- **RECORDS SHOWN**:
#####

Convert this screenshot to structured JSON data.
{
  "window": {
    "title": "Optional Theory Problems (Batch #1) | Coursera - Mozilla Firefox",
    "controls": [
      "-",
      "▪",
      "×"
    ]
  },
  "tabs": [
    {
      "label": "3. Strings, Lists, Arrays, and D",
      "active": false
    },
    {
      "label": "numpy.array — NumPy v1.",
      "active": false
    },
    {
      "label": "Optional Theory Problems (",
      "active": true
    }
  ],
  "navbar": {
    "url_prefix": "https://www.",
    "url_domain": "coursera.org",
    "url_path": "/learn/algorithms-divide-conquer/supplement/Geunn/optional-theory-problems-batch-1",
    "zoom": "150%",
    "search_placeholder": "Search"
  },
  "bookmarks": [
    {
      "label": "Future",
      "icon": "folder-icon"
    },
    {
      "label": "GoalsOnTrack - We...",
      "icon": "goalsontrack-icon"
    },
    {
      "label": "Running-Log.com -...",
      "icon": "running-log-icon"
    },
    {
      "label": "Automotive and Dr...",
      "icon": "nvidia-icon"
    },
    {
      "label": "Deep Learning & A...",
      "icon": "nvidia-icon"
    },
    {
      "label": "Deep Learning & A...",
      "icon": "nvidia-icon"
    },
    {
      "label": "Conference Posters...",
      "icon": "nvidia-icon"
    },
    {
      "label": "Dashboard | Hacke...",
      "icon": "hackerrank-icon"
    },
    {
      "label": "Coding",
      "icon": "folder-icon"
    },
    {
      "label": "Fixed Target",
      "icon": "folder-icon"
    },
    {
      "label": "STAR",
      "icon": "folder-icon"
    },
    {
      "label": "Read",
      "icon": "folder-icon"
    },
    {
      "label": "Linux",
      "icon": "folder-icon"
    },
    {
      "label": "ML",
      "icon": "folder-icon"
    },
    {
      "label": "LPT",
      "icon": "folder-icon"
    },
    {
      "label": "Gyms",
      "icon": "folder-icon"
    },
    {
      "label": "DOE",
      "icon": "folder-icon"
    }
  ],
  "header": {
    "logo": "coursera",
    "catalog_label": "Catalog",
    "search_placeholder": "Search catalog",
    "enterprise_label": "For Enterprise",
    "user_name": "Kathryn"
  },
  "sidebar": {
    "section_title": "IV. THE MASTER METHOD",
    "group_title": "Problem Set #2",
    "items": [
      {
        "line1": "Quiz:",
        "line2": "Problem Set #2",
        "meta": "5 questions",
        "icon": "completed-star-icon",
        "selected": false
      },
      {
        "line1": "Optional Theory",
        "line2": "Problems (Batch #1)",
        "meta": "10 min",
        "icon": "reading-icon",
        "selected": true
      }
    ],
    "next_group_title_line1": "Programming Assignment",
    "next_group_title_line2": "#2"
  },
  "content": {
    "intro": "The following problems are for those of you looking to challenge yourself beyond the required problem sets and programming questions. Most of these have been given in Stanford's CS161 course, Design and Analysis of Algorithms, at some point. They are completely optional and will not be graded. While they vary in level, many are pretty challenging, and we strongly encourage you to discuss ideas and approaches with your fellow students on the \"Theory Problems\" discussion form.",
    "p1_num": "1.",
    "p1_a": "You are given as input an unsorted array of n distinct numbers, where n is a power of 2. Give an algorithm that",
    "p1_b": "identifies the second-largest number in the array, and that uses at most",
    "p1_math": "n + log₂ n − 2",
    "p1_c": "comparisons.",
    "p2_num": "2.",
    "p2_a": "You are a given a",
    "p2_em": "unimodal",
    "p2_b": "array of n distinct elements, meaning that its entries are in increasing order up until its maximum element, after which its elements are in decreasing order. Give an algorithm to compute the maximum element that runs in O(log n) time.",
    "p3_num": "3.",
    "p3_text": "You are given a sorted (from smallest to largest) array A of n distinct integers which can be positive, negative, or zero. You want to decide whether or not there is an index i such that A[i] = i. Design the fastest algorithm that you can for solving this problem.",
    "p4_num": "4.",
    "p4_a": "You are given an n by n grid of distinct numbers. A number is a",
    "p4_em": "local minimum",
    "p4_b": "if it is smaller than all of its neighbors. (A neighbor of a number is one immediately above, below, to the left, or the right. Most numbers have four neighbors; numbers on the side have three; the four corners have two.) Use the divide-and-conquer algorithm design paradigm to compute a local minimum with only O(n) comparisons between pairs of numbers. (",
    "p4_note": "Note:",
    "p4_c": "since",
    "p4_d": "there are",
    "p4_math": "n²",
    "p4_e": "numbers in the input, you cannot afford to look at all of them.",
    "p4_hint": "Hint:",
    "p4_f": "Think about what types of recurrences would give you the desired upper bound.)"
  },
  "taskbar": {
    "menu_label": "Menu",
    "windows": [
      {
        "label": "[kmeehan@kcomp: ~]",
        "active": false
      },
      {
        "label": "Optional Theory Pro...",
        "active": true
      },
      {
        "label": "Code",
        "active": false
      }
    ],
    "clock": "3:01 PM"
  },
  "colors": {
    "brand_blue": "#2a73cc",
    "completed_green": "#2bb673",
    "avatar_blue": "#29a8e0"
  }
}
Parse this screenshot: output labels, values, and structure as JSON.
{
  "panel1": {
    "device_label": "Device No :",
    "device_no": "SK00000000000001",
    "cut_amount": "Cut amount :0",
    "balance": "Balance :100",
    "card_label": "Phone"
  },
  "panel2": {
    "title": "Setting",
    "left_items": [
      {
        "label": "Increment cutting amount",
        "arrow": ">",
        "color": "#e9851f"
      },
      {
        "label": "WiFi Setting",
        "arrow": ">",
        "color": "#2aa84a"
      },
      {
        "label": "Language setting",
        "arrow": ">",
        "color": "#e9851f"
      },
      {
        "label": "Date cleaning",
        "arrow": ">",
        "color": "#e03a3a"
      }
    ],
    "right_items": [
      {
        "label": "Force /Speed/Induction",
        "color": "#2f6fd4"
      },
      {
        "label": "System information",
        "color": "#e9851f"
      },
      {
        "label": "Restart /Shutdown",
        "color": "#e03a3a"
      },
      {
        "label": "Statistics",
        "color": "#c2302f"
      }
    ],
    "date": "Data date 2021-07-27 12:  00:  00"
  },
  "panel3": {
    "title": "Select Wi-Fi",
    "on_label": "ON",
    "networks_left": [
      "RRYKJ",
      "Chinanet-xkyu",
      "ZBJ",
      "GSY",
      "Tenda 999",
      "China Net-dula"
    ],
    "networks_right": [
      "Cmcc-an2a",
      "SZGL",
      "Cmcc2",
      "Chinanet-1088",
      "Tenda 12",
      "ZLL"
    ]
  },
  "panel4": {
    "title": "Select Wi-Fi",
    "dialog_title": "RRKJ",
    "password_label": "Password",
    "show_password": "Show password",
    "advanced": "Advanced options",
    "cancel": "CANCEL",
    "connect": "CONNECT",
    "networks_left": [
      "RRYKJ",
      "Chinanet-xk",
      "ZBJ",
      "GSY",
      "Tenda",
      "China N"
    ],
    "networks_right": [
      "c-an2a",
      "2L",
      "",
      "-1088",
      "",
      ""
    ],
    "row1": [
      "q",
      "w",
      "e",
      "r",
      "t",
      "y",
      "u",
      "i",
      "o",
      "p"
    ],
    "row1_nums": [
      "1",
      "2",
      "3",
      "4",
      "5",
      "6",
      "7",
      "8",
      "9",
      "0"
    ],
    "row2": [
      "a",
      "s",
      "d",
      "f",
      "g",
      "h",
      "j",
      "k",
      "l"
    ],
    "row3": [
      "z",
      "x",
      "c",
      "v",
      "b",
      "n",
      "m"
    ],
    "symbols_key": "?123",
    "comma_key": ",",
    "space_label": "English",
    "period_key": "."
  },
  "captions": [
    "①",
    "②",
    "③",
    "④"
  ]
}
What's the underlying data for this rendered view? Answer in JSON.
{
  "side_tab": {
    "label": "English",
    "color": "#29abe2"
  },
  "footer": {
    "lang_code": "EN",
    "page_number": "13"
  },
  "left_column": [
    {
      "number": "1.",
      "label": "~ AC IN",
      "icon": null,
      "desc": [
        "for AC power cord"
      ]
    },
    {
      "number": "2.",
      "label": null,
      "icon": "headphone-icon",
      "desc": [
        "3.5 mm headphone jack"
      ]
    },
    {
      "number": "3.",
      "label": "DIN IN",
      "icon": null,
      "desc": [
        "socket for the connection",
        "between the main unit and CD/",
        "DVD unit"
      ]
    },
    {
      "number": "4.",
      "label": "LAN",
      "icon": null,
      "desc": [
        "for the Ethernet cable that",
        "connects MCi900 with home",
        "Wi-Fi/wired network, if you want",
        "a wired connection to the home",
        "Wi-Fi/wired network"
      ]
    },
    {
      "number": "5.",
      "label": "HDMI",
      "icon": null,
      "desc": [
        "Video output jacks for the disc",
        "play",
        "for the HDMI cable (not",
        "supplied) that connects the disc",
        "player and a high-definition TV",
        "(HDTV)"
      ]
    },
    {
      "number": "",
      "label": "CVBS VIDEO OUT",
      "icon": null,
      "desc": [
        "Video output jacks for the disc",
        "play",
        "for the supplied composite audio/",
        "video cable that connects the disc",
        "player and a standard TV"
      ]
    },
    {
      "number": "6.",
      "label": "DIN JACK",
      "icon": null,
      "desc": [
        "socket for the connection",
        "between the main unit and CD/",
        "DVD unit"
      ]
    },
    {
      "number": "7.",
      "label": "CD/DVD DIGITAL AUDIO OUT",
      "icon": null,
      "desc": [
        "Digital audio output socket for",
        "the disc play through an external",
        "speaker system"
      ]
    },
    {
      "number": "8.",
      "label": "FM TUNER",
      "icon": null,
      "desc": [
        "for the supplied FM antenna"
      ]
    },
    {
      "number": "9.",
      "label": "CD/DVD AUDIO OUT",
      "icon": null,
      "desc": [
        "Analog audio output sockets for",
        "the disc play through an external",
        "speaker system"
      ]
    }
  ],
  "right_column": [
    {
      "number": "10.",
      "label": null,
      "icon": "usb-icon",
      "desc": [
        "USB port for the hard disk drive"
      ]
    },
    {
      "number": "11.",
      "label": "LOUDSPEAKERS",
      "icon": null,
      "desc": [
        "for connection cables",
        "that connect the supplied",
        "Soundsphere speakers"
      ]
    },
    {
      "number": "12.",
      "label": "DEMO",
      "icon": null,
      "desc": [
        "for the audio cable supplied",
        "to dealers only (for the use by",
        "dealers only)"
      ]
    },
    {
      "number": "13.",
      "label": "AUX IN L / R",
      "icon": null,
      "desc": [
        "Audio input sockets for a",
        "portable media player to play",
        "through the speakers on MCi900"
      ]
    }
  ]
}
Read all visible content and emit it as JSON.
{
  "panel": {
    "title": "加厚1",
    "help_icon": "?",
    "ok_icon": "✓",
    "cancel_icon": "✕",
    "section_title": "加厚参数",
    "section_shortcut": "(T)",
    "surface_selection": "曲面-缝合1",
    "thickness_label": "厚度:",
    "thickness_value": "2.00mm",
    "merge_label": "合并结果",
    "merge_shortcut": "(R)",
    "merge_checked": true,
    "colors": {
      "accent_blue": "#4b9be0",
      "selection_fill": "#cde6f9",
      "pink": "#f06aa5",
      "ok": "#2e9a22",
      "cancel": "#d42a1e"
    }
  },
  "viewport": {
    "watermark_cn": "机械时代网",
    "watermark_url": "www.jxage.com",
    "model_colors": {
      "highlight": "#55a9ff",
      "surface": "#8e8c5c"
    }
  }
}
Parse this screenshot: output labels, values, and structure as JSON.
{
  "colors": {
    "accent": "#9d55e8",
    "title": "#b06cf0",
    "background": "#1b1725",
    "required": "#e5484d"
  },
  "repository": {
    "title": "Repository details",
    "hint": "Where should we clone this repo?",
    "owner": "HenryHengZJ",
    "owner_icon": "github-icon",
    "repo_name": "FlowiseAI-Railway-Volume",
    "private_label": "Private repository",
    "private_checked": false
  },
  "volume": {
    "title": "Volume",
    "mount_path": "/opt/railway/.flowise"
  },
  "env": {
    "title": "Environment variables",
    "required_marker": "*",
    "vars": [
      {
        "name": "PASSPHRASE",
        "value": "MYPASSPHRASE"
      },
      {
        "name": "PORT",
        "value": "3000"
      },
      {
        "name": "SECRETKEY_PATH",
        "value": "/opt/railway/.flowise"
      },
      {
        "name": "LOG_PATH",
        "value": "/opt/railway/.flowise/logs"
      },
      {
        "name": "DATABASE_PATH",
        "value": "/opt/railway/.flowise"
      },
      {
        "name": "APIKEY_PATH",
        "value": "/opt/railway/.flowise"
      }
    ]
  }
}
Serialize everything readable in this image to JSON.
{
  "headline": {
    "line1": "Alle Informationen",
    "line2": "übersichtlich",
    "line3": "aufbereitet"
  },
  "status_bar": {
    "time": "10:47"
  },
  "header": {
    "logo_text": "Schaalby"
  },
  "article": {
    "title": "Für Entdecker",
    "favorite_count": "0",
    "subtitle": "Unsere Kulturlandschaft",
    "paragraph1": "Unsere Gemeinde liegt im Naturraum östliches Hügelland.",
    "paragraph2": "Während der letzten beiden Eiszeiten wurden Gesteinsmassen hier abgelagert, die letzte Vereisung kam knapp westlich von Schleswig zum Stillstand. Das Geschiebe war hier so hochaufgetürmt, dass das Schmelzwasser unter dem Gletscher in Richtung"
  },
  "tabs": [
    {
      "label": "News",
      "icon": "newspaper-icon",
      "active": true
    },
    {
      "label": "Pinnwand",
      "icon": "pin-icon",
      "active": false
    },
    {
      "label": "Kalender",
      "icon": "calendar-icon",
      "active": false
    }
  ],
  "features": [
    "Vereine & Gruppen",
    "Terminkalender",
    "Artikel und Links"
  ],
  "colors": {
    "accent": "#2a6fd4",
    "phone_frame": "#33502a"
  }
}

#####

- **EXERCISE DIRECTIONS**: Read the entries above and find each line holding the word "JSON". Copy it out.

- **RESPONSE AREA**:
Convert this screenshot to structured JSON data.
Parse this screenshot: output labels, values, and structure as JSON.
What's the underlying data for this rendered view? Answer in JSON.
Read all visible content and emit it as JSON.
Parse this screenshot: output labels, values, and structure as JSON.
Serialize everything readable in this image to JSON.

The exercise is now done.